Lunched at a favorite restaurant yesterday and when the cashier gave me a receipt with my number on it she said "You're thirty-five." Had to respond with " I haven't been 35 in 52 years!" Affectueusement toujours, Fred
Posted by: Fred | Wednesday, September 10, 2014 at 05:32 PM
Chris, youre a breath of fresh air. Chill indeed. And no offence to GretaMille, either. Ive thought alot about the religious mentions. I think this time you were not referring to mine. As for mine (and I do not see myself as religious), this is a personal journal so it is natural that from time to time I write about my faith. I do not think I overdo it (though, personally, overdoing faith would be a good thing in my case!) to each his own indeed. Thank you all for expressing yourselves. I learn so much from every comment I read here. You have no idea how much you influence my daily life, whether cooking, gardening, talking to family, or thinking.
Posted by: Kristin Espinasse | Wednesday, September 10, 2014 at 08:45 PM

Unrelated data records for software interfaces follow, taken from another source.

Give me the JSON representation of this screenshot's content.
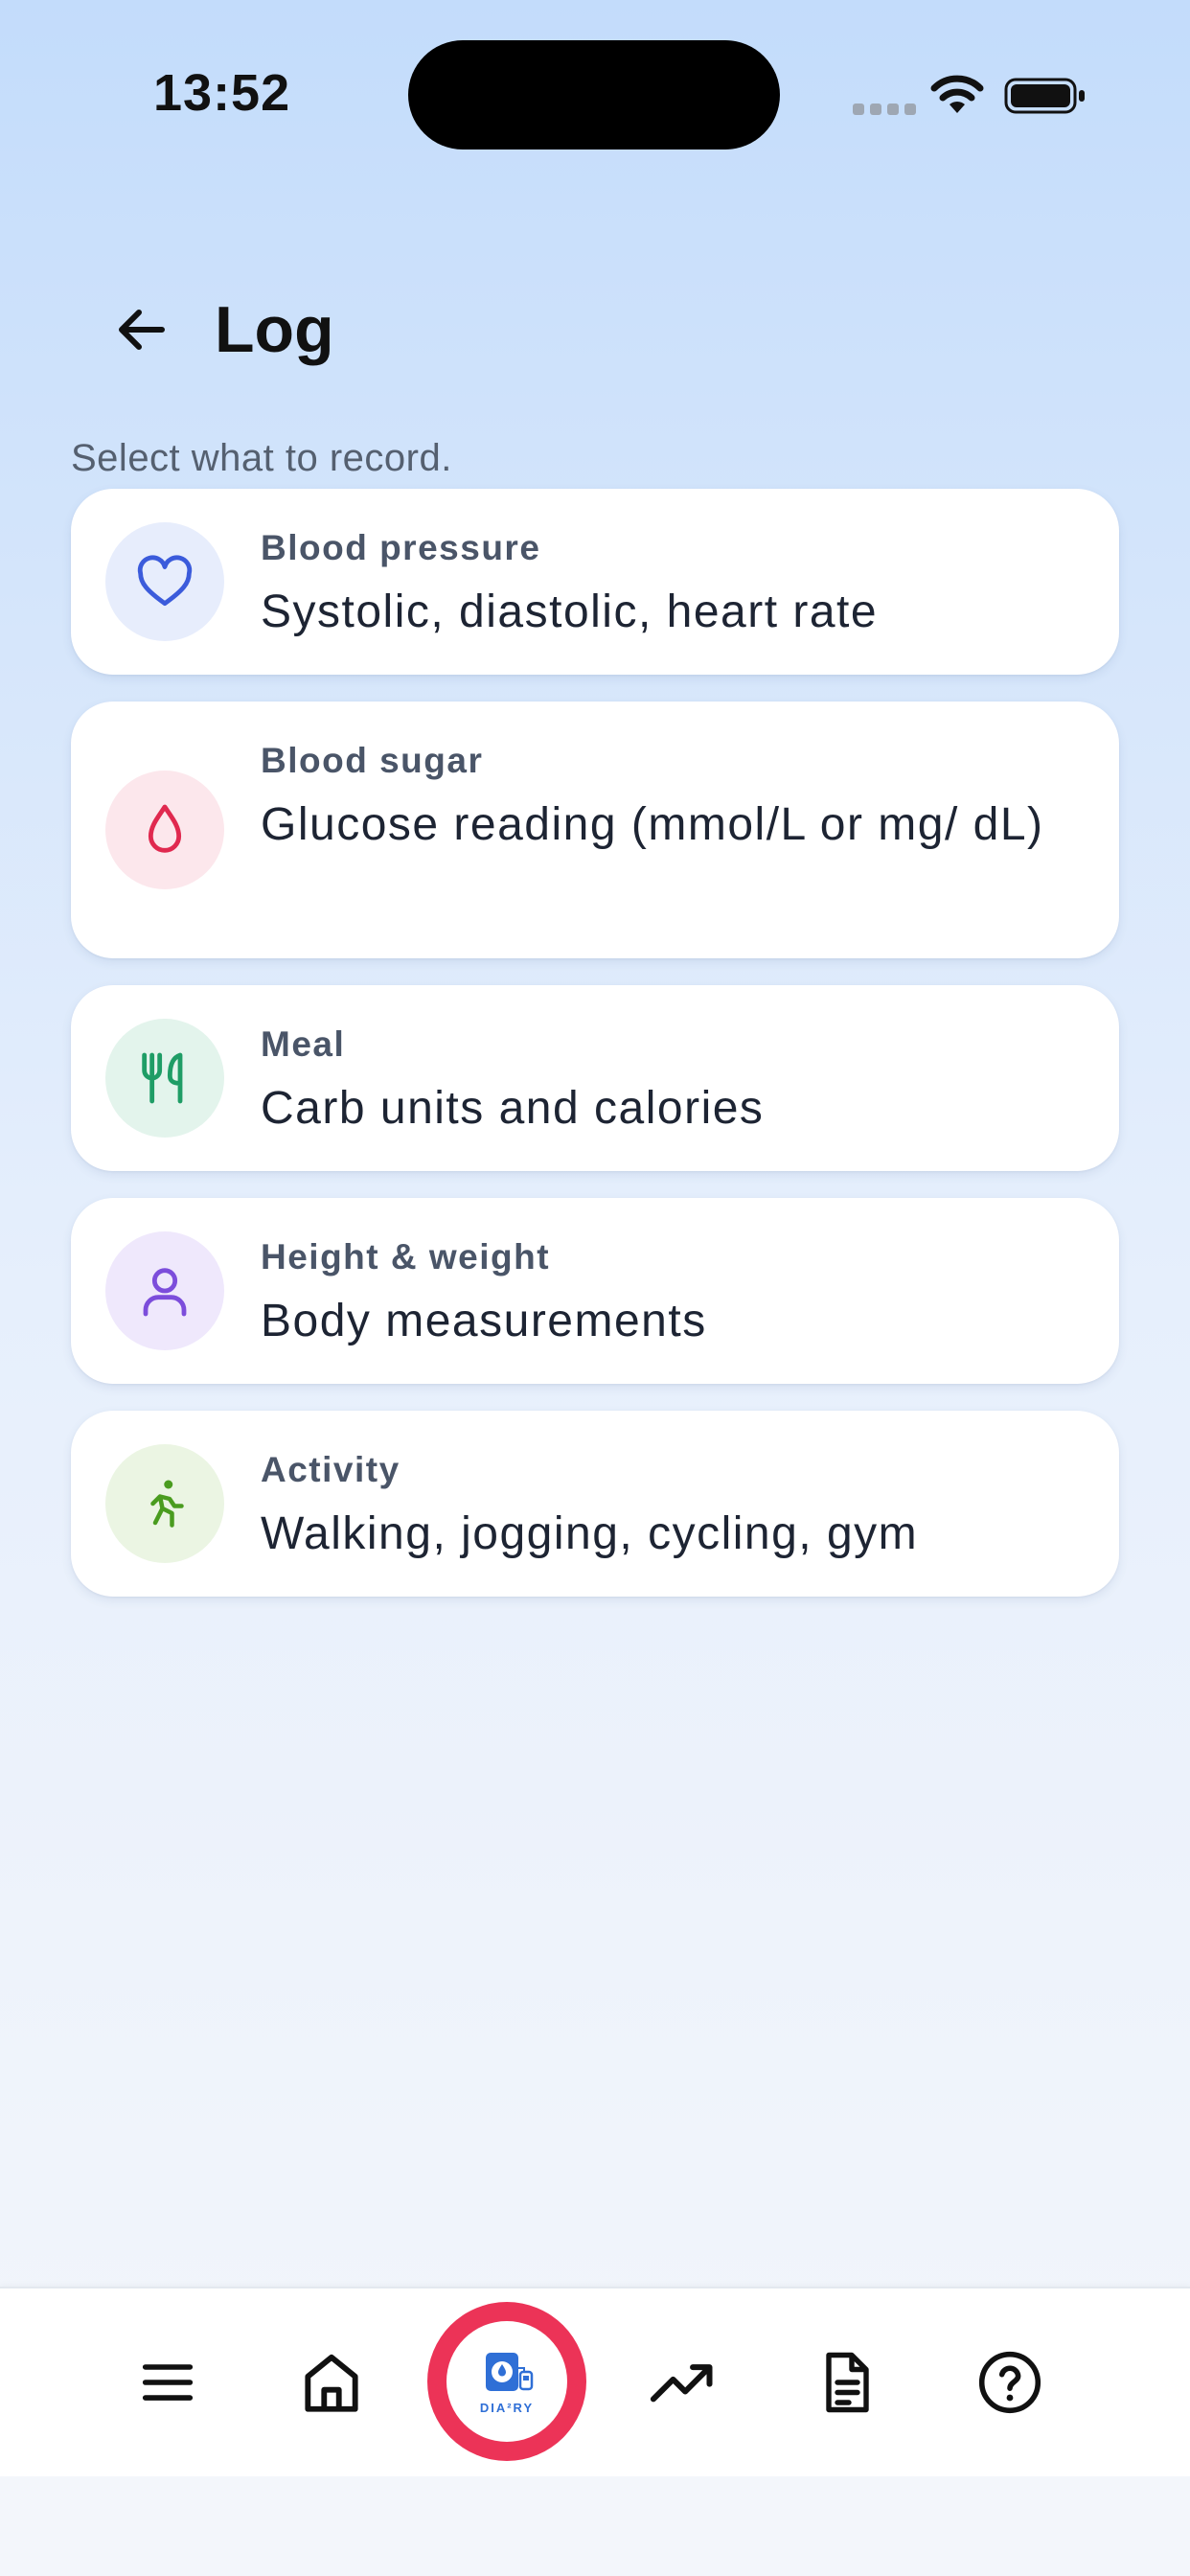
{
  "status_bar": {
    "time": "13:52"
  },
  "header": {
    "title": "Log",
    "back_icon": "arrow-left-icon"
  },
  "subtitle": "Select what to record.",
  "entries": [
    {
      "label": "Blood pressure",
      "description": "Systolic, diastolic, heart rate",
      "icon": "heart-icon",
      "icon_color": "#3b5bdb",
      "icon_bg": "#e7edfc"
    },
    {
      "label": "Blood sugar",
      "description": "Glucose reading (mmol/L or mg/ dL)",
      "icon": "drop-icon",
      "icon_color": "#e0294f",
      "icon_bg": "#fce7ec"
    },
    {
      "label": "Meal",
      "description": "Carb units and calories",
      "icon": "utensils-icon",
      "icon_color": "#1f9d66",
      "icon_bg": "#e3f4ec"
    },
    {
      "label": "Height & weight",
      "description": "Body measurements",
      "icon": "person-icon",
      "icon_color": "#7c4ddb",
      "icon_bg": "#efe8fc"
    },
    {
      "label": "Activity",
      "description": "Walking, jogging, cycling, gym",
      "icon": "runner-icon",
      "icon_color": "#4a9c1f",
      "icon_bg": "#ebf5e3"
    }
  ],
  "bottom_nav": {
    "items": [
      "menu-icon",
      "home-icon",
      "diary-logo",
      "trending-icon",
      "document-icon",
      "help-icon"
    ],
    "logo_text": "DIA²RY",
    "accent": "#ec3357"
  }
}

Each posting of French Word a Day is filled with multiple, thought provoking messages or ideas for your readers. And each of us interprets your words in a personal way. It is so interesting to read the responses to your insights, stories and photos. Many of those responses seem honest and sometimes revealing, usually coming from the heart. That can sometimes be risky. I find it disheartening when someone is judged or criticized for their personal thoughts inspired by your writing. (That is what prompted my comment.) In the spirit of community we should be more accepting than that. We are all here, after all, by our own volition.
Don't ever apologize for the content of your postings. You take your readers places we might not go with your honesty, and most seem to welcome the journey. For many of us, faith is part of that journey, and while it can mean different things to different people, it is part of the human spirit.
Thank you for being so very gracious to your readers, Kristin.
PS... I love the photo from inside the cabanon on Instagram!
Posted by: Chris Allin | Thursday, September 11, 2014 at 07:37 AM
Chris, thank you for your thoughtful words. You manage to express what the heart feels. May we all go gently forward today. So much going on in this world, in our own homes, and in our minds. Tolerance, kindness, forgiveness, understanding. How we struggle to keep on track.
Posted by: Kristin Espinasse | Thursday, September 11, 2014 at 10:00 AM